THE MISSING LINK...WITH LESS HAIR
ANCESTOR OF THE WEEK:
I never had the privilege of knowing this gentleman, my great-grandfather. I was born six years after he passed away, but I occasionally visit his resting place which, thankfully, is only up the road from my home. He is in the same cemetery with most of my other relatives, so it turns into a family reunion every time I visit.
Giuseppe Varrera was the third of seven children born to my 2x-great-grandparents, Luigi Varrera and Rosolina Sorvillo in a town called Orta di Atella in Caserta, Italia. I don't know much about his early years in Italy. I have been able to locate a marriage record for him and my great-grandmother, Giuseppa Perrella. I also have found a birth record and a death record for their oldest child, Luigi who was born and died in Orta di Atella. My great-grandparents immigrated to America in 1914. I do not know of the circumstances as to why they came to America, but I've come to discover that they left quite a large extended family behind.
The year following their immigration, they welcomed their second child, another son whom they also named Luigi. In total, they had seven children, five of whom lived to adulthood:
1. Luigi Varrera (born and died in Italy)
2. Luigi Varrera (born in America)
3. Rosa Varrera (born in America)
4. Rachela Varrera (born in America)
5. Nicholas Varrera (born in America)
6. Salvatore Varrera (died as a child)
7. Carmela Varrera (born in America)
Until the terms "genealogy" and "family research" entered my repertoire, I naively believed that my great-grandparents didn't have any brothers or sisters. I was young and ignorant. It wasn't until about the year 2011 that my first cousin once removed showed me this:

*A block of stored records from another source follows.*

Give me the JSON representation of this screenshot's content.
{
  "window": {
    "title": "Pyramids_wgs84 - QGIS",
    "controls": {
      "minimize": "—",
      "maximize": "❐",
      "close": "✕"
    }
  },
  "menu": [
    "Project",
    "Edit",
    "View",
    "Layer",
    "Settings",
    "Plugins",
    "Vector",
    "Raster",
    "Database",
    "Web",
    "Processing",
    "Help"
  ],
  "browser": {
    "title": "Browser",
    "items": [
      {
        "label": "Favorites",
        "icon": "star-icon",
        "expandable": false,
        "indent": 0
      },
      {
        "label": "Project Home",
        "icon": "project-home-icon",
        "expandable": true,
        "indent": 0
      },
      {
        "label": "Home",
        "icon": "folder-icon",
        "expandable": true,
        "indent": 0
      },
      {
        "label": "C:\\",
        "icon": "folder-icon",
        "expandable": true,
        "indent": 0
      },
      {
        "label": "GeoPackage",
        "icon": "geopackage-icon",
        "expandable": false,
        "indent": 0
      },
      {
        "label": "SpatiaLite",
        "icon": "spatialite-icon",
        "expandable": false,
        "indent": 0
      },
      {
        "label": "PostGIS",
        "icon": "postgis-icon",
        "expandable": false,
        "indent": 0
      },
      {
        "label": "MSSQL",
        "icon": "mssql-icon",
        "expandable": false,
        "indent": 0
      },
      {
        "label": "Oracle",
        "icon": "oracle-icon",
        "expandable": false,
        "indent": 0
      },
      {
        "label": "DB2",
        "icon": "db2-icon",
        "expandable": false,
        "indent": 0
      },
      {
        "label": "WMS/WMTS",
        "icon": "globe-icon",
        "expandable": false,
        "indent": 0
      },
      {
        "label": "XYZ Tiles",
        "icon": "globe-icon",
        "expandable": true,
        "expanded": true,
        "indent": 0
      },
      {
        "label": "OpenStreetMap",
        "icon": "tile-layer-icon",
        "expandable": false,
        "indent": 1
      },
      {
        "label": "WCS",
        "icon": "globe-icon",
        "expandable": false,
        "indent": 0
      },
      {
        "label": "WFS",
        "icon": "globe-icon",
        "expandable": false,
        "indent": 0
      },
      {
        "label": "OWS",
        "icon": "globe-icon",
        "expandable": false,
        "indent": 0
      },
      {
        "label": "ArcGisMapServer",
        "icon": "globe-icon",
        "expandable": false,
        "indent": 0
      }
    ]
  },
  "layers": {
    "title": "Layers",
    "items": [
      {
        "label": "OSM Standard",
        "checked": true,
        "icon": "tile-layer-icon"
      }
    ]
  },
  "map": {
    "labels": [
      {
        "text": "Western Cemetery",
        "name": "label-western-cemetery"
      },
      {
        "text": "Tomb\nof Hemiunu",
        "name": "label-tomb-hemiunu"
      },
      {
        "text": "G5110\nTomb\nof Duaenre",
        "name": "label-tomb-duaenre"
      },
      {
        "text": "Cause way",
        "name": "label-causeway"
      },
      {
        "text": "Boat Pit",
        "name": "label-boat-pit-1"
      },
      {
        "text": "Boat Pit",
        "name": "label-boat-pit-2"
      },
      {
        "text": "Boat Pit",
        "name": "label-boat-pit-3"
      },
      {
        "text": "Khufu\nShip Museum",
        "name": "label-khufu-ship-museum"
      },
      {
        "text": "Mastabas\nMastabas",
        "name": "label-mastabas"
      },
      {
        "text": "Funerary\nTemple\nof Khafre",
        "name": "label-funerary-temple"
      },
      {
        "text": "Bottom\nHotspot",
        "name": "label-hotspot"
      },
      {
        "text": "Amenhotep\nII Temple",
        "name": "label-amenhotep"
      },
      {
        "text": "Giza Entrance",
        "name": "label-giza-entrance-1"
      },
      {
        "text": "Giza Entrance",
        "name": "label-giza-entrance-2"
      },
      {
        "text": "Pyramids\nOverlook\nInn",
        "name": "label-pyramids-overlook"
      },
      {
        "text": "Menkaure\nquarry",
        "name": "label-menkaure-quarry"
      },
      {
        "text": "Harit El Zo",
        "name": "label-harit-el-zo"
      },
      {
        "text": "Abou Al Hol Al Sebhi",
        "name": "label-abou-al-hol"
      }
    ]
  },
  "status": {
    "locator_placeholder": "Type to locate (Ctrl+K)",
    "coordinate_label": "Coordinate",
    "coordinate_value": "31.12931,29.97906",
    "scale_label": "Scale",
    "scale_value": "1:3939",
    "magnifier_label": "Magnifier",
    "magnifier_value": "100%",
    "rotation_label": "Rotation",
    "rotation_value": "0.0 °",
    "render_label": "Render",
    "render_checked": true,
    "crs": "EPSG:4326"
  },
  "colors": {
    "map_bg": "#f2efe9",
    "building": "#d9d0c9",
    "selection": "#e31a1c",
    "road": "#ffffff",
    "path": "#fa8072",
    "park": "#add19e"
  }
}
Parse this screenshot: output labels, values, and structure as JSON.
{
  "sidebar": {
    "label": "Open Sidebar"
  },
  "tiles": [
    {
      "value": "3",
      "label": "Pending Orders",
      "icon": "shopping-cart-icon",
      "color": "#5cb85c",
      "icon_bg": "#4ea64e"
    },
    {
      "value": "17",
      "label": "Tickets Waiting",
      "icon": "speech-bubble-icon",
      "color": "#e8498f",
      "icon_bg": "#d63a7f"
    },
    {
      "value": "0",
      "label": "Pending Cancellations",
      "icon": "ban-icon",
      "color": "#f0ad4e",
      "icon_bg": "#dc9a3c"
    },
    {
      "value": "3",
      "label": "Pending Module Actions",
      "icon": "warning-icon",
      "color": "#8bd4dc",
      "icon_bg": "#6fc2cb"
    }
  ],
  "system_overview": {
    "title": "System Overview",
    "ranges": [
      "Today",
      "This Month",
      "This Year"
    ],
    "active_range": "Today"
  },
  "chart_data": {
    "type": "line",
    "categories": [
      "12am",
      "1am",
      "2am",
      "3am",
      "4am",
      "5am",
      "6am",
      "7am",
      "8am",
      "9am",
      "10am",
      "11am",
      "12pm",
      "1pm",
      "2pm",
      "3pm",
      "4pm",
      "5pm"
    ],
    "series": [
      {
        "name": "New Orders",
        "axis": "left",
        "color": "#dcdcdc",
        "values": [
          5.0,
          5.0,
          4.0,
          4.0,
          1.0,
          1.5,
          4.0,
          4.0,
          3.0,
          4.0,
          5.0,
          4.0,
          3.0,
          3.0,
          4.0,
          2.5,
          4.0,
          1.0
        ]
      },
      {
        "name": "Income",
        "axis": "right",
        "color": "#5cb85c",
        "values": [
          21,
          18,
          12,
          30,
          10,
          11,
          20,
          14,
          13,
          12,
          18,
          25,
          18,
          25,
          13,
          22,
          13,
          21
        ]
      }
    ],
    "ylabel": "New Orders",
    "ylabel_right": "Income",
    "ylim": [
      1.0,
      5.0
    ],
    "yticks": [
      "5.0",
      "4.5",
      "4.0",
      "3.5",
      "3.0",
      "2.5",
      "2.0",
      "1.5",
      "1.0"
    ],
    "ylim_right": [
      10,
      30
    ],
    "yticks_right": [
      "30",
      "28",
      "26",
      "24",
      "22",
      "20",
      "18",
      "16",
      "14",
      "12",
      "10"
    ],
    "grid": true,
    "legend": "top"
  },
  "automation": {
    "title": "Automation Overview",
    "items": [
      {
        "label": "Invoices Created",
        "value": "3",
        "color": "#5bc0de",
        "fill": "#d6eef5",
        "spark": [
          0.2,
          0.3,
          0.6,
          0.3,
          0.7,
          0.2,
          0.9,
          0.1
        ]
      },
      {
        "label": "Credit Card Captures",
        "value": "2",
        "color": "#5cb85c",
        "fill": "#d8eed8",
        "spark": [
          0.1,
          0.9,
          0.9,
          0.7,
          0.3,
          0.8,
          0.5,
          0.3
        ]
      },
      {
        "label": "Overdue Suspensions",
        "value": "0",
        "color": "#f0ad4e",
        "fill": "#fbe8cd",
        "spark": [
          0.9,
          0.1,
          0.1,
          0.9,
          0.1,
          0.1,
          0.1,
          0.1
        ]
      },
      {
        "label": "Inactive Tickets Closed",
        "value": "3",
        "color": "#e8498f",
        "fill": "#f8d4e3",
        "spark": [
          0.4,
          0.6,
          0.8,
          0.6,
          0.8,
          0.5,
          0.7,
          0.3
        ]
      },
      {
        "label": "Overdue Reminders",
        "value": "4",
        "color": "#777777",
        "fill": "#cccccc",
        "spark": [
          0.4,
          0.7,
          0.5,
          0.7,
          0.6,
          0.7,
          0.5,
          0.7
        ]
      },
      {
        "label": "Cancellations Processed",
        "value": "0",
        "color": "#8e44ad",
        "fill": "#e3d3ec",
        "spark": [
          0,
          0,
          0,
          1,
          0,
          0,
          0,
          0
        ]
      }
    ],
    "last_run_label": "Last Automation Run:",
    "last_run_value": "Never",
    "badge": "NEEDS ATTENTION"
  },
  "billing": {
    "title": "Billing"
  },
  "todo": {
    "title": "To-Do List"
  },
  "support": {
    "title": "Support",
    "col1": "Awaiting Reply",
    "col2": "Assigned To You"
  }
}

Apparently, my grand-aunt Rachela Varrera-Tramantano was a lover of family history. In the early 1980s, she and my first cousin once removed wrote many letters to the State Archives in Orta di Atella. Month after month they waited for responses to their letters. This descendant chart arrived in the mail for them somewhere in the mid-1980s. My first cousin once removed showed this to me and my mouth dropped.
This was the first time that I saw that my great-grandfather had other siblings. Not only that, but I also discovered his parents and grandparents! The name of the town was new also and it was a blessing to find because the state records are listed on both Ancestry.com and FamilySearch.org. From this starting point, I was able to locate birth, marriage, and death records for a plethora of ancestors. It is very important to talk to family members to see what they know and to share family information with. My first cousin once removed, Lorraine, opened up a new door of discovery for me and I am indebted to her. This descendant chart would present itself to me again a few years later.
Thanks to Facebook, family was discovered in Orta di Atella. I know I mentioned this story before, so I'll just condense the facts...
After my third cousin Rosalba and I met in person, she gave me a copy of the same descendant chart. I knew we were related. She descended from my great-grandfather's brother's branch. She told me that they always wondered what happened to the brother that went to America. Rosalba said that her paternal grandfather was able to confirm the photos that I emailed to her. Her grandfather cried and remembered his "zio" who left. They lost touch over the years and never heard from each other again.
It's amazing that we would discover each other about 100 years after my great-grandparents immigrated. What a family reunion that was! Now, we are in contact every week and although there is a slight language barrier, we are still able to communicate. I never realized how many Varrera relatives I had until I traveled to Orta di Atella and came face to face with this group of extraordinary people.
These people represent a SMALL group of cousins that I have in the town of Orta di Atella. I never thought that I would ever find relatives anywhere but in the United States. I love each and every one of these individuals. It's as if the 100-year mystery was solved.
As for Giuseppe Varrera and Giuseppa Perrella, my great-grandparents, I already mentioned that five of their children lived to adulthood. Well, their five children produced twelve grandchildren, and tons and tons of great-grandchildren and 2x-great-grandchildren! The legacy lives on.
Giuseppe was widowed in 1937. My great-grandmother died at the age of 47 from intestinal obstruction and a blood infection. Giuseppe moved to Staten Island and spent time with his children and grandchildren. He was not able to speak English, but I heard that he had very kind eyes. As far as I was told by some relatives, he owned a produce store, but I cannot confirm it. Sadly, he passed away in the summer of 1970. I wish I knew him personally. My father was named for him.
I would just like to take this opportunity to thank my great-grandfather, Giuseppe Varrera, for helping to lead the way to the rest of the family from the great beyond. I know that is looking over my shoulder as I research and giving me advice and encouragement posthumously. I am forever grateful to have met so many lovely and caring relatives.
What a handsome man he was! I would like to encourage my family to leave comments below if they are interested in sharing any stories about Giuseppe Varrera. Thank you for reading and happy hunting!